Up first is the Raiden Gundam. I used a 1/144 High Grade (HG) Nu Gundam Heavy Weapons Sytem a few reasons First, the Nu Gundam, unlike the typical main Gundam of a series, is mostly White and Black with a little red and yellow. It is easier to use those colors for Raiden’s mostly white costume, with black and yellow accents, and his large blue tunic/loincloth piece, which I was going to paint. Another reason is the Nu Gundam’s size, which is slightly larger than other mobile suits even if they are the same scale. The most important reason, however, is this particular model’s Heavy Weapons System, which is a set of armor that snaps on top of the model. I used the chest for his tunic, and the front and back skirts for his loincloth pieces, which I painted blue. There was also a happy coincidence of the yellow and black vents on its upper arms that look like Raiden’s Thunder Symbol on his costume. The final touch is a Lego disc I painted tan to be its inexplicable giant mobile suit hat.
The next part, Raiden’s energy effect part, is very much where I apply what I learned this past year. In a prevous article, I showed my method for using plastic and a heat gun to create interesting shapes that would mimic energy. I used it in a smaller scale for Raiden’s blue lightning-like energy parts. There was also a less successful attempt to use the reflective vinyl I have been using in my other costumes under the clear blue plastic effect parts. While it still glows under the clear blue plastic under camera flashes, the small amount of vinyl, combined with the abundance of white downplays the “Glowing” effect of reflective vinyl.
For the Kitana Gundam, because kitana has a different silouette than a much bulkier Raiden, I used the Gundam Age: Sparrow Gundam 1/144 HG scale model. It was also primarily blue and black, which are Kitana’s colors.
This model has two sets of effect parts. The first one is the blue energy coming from its back thrusters, which harken back to Kitana’s (or some versions of her) having a ponytail. I also used a similar method for this effect as Raiden’s energy effect parts.

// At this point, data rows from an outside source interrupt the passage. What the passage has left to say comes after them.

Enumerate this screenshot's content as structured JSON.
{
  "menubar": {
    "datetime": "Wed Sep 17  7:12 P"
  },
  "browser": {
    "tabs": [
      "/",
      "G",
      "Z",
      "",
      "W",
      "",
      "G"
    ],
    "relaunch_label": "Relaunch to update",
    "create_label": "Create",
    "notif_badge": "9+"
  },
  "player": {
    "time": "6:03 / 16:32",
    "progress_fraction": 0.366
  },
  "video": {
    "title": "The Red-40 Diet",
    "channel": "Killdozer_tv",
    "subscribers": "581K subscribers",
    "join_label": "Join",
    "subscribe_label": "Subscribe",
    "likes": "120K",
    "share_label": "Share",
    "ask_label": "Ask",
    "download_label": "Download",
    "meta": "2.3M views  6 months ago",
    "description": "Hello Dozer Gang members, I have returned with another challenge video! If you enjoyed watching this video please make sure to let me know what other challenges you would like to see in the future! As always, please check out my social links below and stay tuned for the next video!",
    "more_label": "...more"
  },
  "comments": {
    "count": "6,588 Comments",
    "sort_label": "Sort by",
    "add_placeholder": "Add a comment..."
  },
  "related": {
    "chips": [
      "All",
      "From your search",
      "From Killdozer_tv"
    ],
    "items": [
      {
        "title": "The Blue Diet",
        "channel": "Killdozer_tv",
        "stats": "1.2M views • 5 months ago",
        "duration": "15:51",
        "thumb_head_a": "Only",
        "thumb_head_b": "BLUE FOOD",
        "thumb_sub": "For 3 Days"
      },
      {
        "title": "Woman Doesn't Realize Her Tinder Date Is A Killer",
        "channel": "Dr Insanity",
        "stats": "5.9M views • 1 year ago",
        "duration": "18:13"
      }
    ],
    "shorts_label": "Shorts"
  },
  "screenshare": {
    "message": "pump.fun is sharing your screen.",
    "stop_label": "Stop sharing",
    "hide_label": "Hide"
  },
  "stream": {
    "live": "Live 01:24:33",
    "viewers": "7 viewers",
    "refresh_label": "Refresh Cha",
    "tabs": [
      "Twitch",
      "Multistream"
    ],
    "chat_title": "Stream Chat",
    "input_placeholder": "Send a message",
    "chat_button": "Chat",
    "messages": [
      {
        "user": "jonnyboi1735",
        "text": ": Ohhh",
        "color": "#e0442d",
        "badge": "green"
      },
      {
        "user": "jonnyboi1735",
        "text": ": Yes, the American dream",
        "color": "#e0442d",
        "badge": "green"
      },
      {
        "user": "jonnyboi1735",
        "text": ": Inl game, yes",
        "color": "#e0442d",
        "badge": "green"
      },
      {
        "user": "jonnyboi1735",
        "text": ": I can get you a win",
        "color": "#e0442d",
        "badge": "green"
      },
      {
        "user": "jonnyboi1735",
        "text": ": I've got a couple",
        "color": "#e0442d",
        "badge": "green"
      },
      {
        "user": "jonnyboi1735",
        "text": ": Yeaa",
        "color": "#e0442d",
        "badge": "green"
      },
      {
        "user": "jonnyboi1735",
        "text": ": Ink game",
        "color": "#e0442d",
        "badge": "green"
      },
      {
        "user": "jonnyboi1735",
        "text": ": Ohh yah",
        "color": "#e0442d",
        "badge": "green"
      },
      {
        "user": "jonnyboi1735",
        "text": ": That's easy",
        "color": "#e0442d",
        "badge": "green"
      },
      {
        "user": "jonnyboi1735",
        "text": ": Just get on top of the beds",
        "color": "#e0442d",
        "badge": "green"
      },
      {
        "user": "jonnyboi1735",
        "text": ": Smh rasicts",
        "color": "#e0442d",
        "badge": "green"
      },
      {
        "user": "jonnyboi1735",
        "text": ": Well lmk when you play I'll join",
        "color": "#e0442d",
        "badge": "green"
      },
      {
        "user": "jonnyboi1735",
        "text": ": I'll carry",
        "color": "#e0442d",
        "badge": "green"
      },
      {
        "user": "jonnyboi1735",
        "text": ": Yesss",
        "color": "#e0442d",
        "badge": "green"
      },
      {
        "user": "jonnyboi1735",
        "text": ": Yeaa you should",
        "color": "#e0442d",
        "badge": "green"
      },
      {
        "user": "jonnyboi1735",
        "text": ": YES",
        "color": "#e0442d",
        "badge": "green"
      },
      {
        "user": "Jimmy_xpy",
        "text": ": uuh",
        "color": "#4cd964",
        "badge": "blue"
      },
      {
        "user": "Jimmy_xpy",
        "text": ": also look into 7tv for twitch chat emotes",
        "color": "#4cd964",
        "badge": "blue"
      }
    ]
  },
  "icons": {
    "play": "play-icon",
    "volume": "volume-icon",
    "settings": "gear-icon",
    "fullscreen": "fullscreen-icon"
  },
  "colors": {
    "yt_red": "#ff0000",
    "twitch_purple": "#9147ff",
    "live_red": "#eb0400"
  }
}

The last part is the “Beam War Fans.” Anything Kitana would not be complete without awesome war fans. Being a Gundam, I thought an energy weapon would be more appropriate than physical weapons. Instead of the typical beam sabre, or energy shield, the Beam War fans seem to act as both. Instead of using a heat gun on plastic, though, I just had some clear hard plastic lying around. I used a clear blue paint to give it color, and there we go. I attached one fan on a spare splayed open hand, so it appears to be held like a traditional fan while the other one I attached to a handle of the Sparrow Gundam’s dagger, so it can be held in a different style.
Finally, there is the issue of storage or display. While I like putting these on my desk and fiddling with them, I thought it would also be nice to have a display case for these. I got some 5-6 inch tall or long display cases very cheap at the local Daiso. I could barely fit the Raiden Gundam, but when it is in the display case, but the result of fitting the energy effect in that pose was interesting, and the Raiden Gundam looks like it is charging up and walking nonchalantly at the opponent.
For the Kitana Gundam, I wanted the energy exhaust to look like an awesome trail behind it, so posed it sideways and in a finishing move pose after it had just left a trail of destruction. It is very much like my favorite pose from Goddannar, as it poses in a genuflect, its energy trail / ponytail behind it, and the bad guy explodes.
It was a nice way to look back onto some of my prop-making roots, so to speak. Now, some Mobile Suit MORTAL KOMBAT!